Canada Revenue Agency

Canada Revenue Agency

February 02, 2010 17:12 ET

Ottawa Man's Car Flipping Scheme Lands Him in Jail for Tax Evasion

OTTAWA, ONTARIO--(Marketwire - Feb. 2, 2010) - Eric Stiles, of Ottawa, pleaded guilty in Ontario Court of Justice in Ottawa on January 29, 2010 to one count of GST evasion. He was sentenced to three years in jail and fined $657,000, which represents 100% of the taxes evaded. Stiles was given six years to pay the fine. The fine is in addition to any taxes and interest owed, as well as any civil penalties that may be assessed by the Canada Revenue Agency (CRA).

A CRA investigation revealed that Stiles set up and orchestrated a scheme where fictitious vehicle transactions were created between vendors and purchasers, in order to benefit from the difference in tax rates between provinces. Through his corporations, Stiles collected HST at 15% on the sales made in New Brunswick (NB) and Nova Scotia (NS) and paid GST at 7% on the purchases in Quebec where the vehicles were allegedly shipped. Stiles' corporations never filed any GST/HST returns and he did not remit the net tax he collected.

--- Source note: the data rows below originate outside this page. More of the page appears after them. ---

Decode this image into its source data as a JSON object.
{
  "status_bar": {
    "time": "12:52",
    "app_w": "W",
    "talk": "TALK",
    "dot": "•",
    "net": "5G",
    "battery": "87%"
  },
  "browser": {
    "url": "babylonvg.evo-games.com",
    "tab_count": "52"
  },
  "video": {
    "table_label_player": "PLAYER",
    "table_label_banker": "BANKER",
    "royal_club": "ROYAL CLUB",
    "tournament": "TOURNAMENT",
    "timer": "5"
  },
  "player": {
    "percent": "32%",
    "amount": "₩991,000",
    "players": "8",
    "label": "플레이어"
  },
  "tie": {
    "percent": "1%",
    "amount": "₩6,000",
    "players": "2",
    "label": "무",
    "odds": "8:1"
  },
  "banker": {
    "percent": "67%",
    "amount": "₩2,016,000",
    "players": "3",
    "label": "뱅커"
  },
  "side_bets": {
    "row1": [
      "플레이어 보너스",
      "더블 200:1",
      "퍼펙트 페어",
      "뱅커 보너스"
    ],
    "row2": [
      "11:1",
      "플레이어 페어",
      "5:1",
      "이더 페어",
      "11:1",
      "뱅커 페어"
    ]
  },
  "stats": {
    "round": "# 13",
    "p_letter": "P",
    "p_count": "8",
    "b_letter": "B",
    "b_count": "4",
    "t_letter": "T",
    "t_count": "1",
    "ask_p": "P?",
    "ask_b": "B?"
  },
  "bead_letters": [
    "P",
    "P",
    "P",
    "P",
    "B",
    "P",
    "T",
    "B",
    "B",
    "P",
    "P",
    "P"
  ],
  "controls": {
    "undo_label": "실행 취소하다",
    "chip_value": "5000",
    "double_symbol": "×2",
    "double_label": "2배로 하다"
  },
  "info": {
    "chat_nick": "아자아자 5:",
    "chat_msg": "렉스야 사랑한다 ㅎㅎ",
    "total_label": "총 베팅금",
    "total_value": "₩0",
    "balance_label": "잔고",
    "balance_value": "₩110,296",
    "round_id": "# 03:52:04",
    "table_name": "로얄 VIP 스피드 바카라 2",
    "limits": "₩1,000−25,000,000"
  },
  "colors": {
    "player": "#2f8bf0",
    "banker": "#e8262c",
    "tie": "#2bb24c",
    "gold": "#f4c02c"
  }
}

These transactions occurred mostly during the first seven months of 2006. They involved four legitimate vehicle dealerships from NB and NS and over 300 fictitious vehicle transactions that have been recorded in their books and records, bank accounts, and GST/HST returns. These transactions represent total sales of $9.6 million and net GST/HST refunds of $657,000 before commissions. Eric Stiles paid the dealerships over $200,000 in commissions to participate in these vehicle transactions. In addition, he paid fees to other participants as well as incurring other business expenses such as vehicle registration fees and mailbox rental fees. Stiles profited from the difference.

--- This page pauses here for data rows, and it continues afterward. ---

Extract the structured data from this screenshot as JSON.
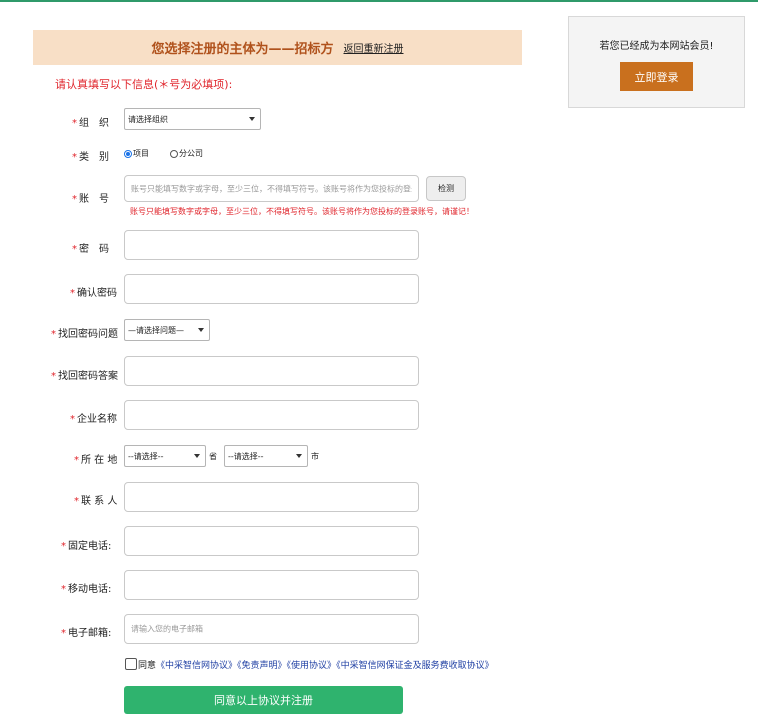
{
  "banner": {
    "title": "您选择注册的主体为——招标方",
    "back_link": "返回重新注册"
  },
  "notice": "请认真填写以下信息(＊号为必填项):",
  "side": {
    "text": "若您已经成为本网站会员!",
    "login_button": "立即登录"
  },
  "form": {
    "organization": {
      "label": "组　织",
      "selected": "请选择组织"
    },
    "category": {
      "label": "类　别",
      "options": [
        "项目",
        "分公司"
      ],
      "selected": "项目"
    },
    "account": {
      "label": "账　号",
      "placeholder": "账号只能填写数字或字母，至少三位，不得填写符号。该账号将作为您投标的登录账号，请谨记！",
      "check_button": "检测",
      "hint": "账号只能填写数字或字母，至少三位，不得填写符号。该账号将作为您投标的登录账号，请谨记！"
    },
    "password": {
      "label": "密　码"
    },
    "confirm_password": {
      "label": "确认密码"
    },
    "security_question": {
      "label": "找回密码问题",
      "selected": "—请选择问题—"
    },
    "security_answer": {
      "label": "找回密码答案"
    },
    "company_name": {
      "label": "企业名称"
    },
    "location": {
      "label": "所 在 地",
      "province_selected": "--请选择--",
      "province_unit": "省",
      "city_selected": "--请选择--",
      "city_unit": "市"
    },
    "contact": {
      "label": "联 系 人"
    },
    "landline": {
      "label": "固定电话:"
    },
    "mobile": {
      "label": "移动电话:"
    },
    "email": {
      "label": "电子邮箱:",
      "placeholder": "请输入您的电子邮箱"
    },
    "agreement": {
      "prefix": "同意",
      "links": [
        "《中采智信网协议》",
        "《免责声明》",
        "《使用协议》",
        "《中采智信网保证金及服务费收取协议》"
      ]
    },
    "submit_label": "同意以上协议并注册"
  }
}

In 2006, Stiles obtained replacement vehicle registration certificates from Ontario for vehicle identification numbers (VINs) from vehicles that had been exported from Canada between 2002 and 2004. Through his corporations, which operated under the business names Capital Remarketing and Atlantic Fleet Solutions, these vehicles were sold to vehicle dealerships in NB and NS and then repurchased by Stiles in the Province of Quebec. Stiles orchestrated all actions for the sole purpose of giving the illusion that "real" vehicle transactions occurred when, in fact, only paper trail transactions were created to obtain false GST/HST refunds.

"Tax evasion costs all of us," said Euclide Michaud, Assistant Director of Enforcement at the Ottawa Tax Services Office of the Canada Revenue Agency. "The job of our investigators and auditors is to make sure that all Canadians pay the tax they owe."

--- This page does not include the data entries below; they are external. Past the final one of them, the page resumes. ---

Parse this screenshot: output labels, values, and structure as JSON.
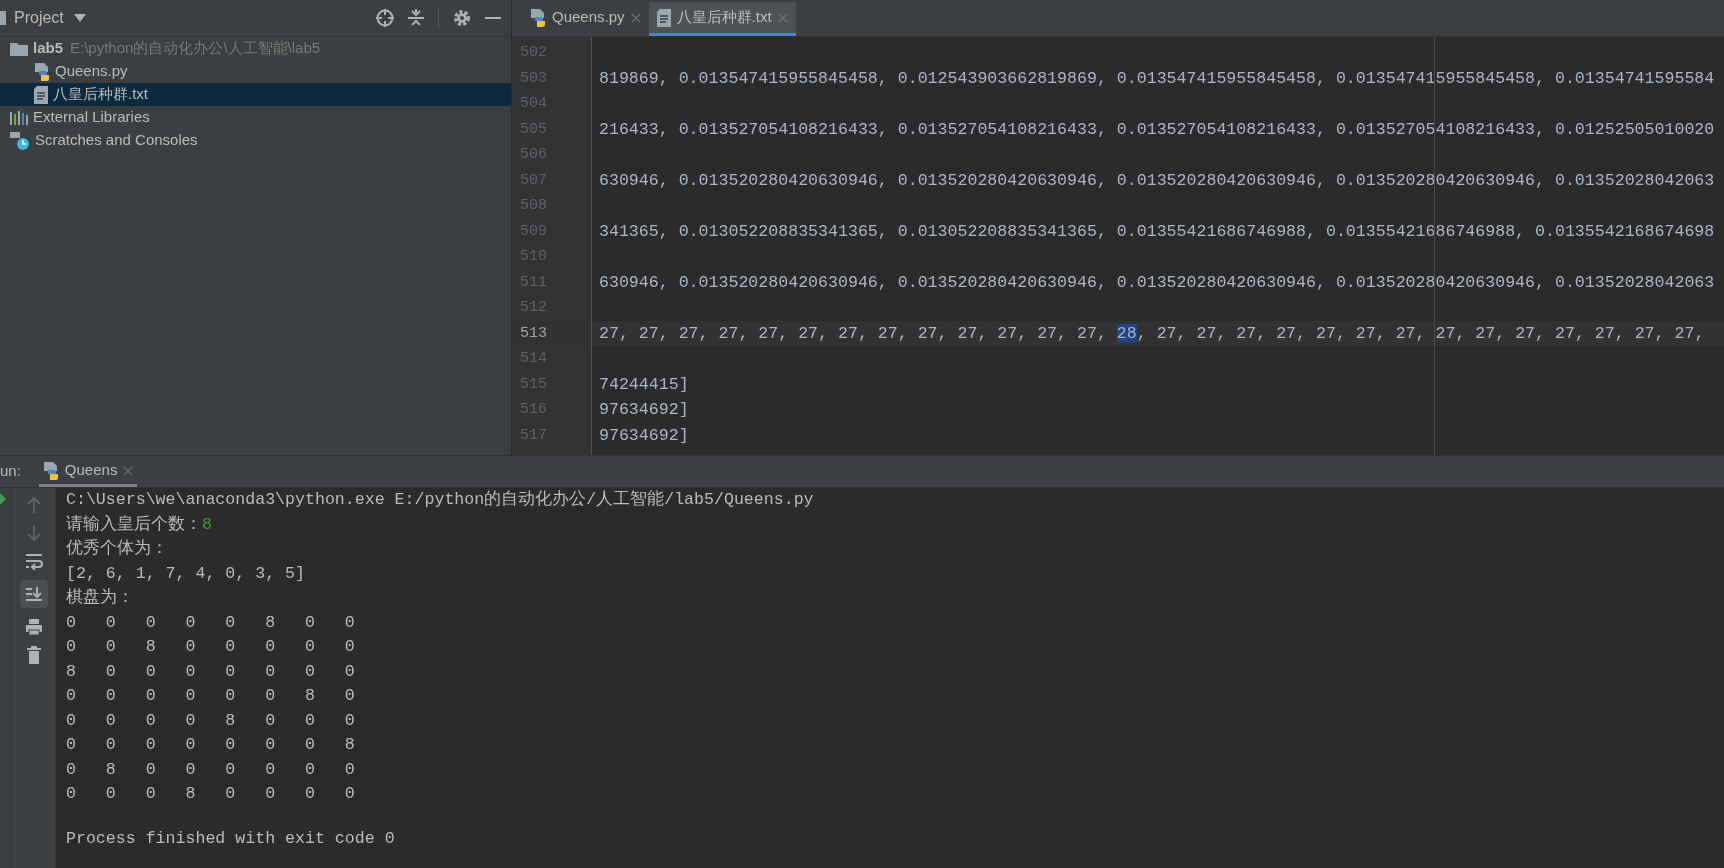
{
  "sidebar": {
    "title": "Project",
    "tree": [
      {
        "label": "lab5",
        "path": "E:\\python的自动化办公\\人工智能\\lab5",
        "kind": "folder",
        "selected": false,
        "children": [
          {
            "label": "Queens.py",
            "kind": "python",
            "selected": false
          },
          {
            "label": "八皇后种群.txt",
            "kind": "text",
            "selected": true
          }
        ]
      },
      {
        "label": "External Libraries",
        "kind": "libraries",
        "selected": false
      },
      {
        "label": "Scratches and Consoles",
        "kind": "scratches",
        "selected": false
      }
    ]
  },
  "editor": {
    "tabs": [
      {
        "label": "Queens.py",
        "kind": "python",
        "selected": false
      },
      {
        "label": "八皇后种群.txt",
        "kind": "text",
        "selected": true
      }
    ],
    "lines": [
      {
        "number": "502",
        "current": false
      },
      {
        "number": "503",
        "current": false,
        "segments": [
          {
            "text": "819869, 0.013547415955845458, 0.012543903662819869, 0.013547415955845458, 0.013547415955845458, 0.01354741595584",
            "selected": false
          }
        ]
      },
      {
        "number": "504",
        "current": false
      },
      {
        "number": "505",
        "current": false,
        "segments": [
          {
            "text": "216433, 0.013527054108216433, 0.013527054108216433, 0.013527054108216433, 0.013527054108216433, 0.01252505010020",
            "selected": false
          }
        ]
      },
      {
        "number": "506",
        "current": false
      },
      {
        "number": "507",
        "current": false,
        "segments": [
          {
            "text": "630946, 0.013520280420630946, 0.013520280420630946, 0.013520280420630946, 0.013520280420630946, 0.01352028042063",
            "selected": false
          }
        ]
      },
      {
        "number": "508",
        "current": false
      },
      {
        "number": "509",
        "current": false,
        "segments": [
          {
            "text": "341365, 0.013052208835341365, 0.013052208835341365, 0.01355421686746988, 0.01355421686746988, 0.0135542168674698",
            "selected": false
          }
        ]
      },
      {
        "number": "510",
        "current": false
      },
      {
        "number": "511",
        "current": false,
        "segments": [
          {
            "text": "630946, 0.013520280420630946, 0.013520280420630946, 0.013520280420630946, 0.013520280420630946, 0.01352028042063",
            "selected": false
          }
        ]
      },
      {
        "number": "512",
        "current": false
      },
      {
        "number": "513",
        "current": true,
        "segments": [
          {
            "text": "27, 27, 27, 27, 27, 27, 27, 27, 27, 27, 27, 27, 27, ",
            "selected": false
          },
          {
            "text": "28",
            "selected": true
          },
          {
            "text": ", 27, 27, 27, 27, 27, 27, 27, 27, 27, 27, 27, 27, 27, 27,",
            "selected": false
          }
        ]
      },
      {
        "number": "514",
        "current": false
      },
      {
        "number": "515",
        "current": false,
        "segments": [
          {
            "text": "74244415]",
            "selected": false
          }
        ]
      },
      {
        "number": "516",
        "current": false,
        "segments": [
          {
            "text": "97634692]",
            "selected": false
          }
        ]
      },
      {
        "number": "517",
        "current": false,
        "segments": [
          {
            "text": "97634692]",
            "selected": false
          }
        ]
      }
    ]
  },
  "run": {
    "label": "un:",
    "tabs": [
      {
        "label": "Queens",
        "selected": true
      }
    ],
    "console": [
      {
        "kind": "output",
        "segments": [
          {
            "kind": "output",
            "text": "C:\\Users\\we\\anaconda3\\python.exe E:/python的自动化办公/人工智能/lab5/Queens.py"
          }
        ]
      },
      {
        "kind": "output",
        "segments": [
          {
            "kind": "output",
            "text": "请输入皇后个数："
          },
          {
            "kind": "input",
            "text": "8"
          }
        ]
      },
      {
        "kind": "output",
        "segments": [
          {
            "kind": "output",
            "text": "优秀个体为："
          }
        ]
      },
      {
        "kind": "output",
        "segments": [
          {
            "kind": "output",
            "text": "[2, 6, 1, 7, 4, 0, 3, 5]"
          }
        ]
      },
      {
        "kind": "output",
        "segments": [
          {
            "kind": "output",
            "text": "棋盘为："
          }
        ]
      },
      {
        "kind": "output",
        "segments": [
          {
            "kind": "output",
            "text": "0   0   0   0   0   8   0   0"
          }
        ]
      },
      {
        "kind": "output",
        "segments": [
          {
            "kind": "output",
            "text": "0   0   8   0   0   0   0   0"
          }
        ]
      },
      {
        "kind": "output",
        "segments": [
          {
            "kind": "output",
            "text": "8   0   0   0   0   0   0   0"
          }
        ]
      },
      {
        "kind": "output",
        "segments": [
          {
            "kind": "output",
            "text": "0   0   0   0   0   0   8   0"
          }
        ]
      },
      {
        "kind": "output",
        "segments": [
          {
            "kind": "output",
            "text": "0   0   0   0   8   0   0   0"
          }
        ]
      },
      {
        "kind": "output",
        "segments": [
          {
            "kind": "output",
            "text": "0   0   0   0   0   0   0   8"
          }
        ]
      },
      {
        "kind": "output",
        "segments": [
          {
            "kind": "output",
            "text": "0   8   0   0   0   0   0   0"
          }
        ]
      },
      {
        "kind": "output",
        "segments": [
          {
            "kind": "output",
            "text": "0   0   0   8   0   0   0   0"
          }
        ]
      },
      {
        "kind": "exit",
        "segments": [
          {
            "kind": "output",
            "text": "Process finished with exit code 0"
          }
        ]
      }
    ]
  }
}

Individuals who have not filed returns for previous years, or who have not reported all of their income, can still voluntarily correct their tax affairs. They will not be penalized or prosecuted if they make a full disclosure before the Agency starts any action or investigation against them. These individuals may only have to pay the taxes owing, plus interest. More information on the Voluntary Disclosures Program (VDP) can be found on the CRA's website at

The Agency seeks publicity on convictions to maintain public confidence in the integrity of the self-assessment system and to increase compliance with the law through the deterrent effect of media coverage.

When individuals or corporations are convicted of tax evasion, they have to pay the full amount of tax owing, plus interest, and any penalties the CRA assesses. In cases of gross negligence, the Income Tax Act and Excise Tax Act allow the CRA to assess a penalty of up to 50% of the unpaid tax or the improperly claimed benefit. In addition, the court may, on conviction by way of indictment, fine them up to 200% of the tax evaded and sentence them up to a five-year jail term.

The information in this news release was obtained from the court records.

Further information on convictions can also be found in the Media Room on the CRA website at

Contact Information

  • Canada Revenue Agency
    Rebecca Merrett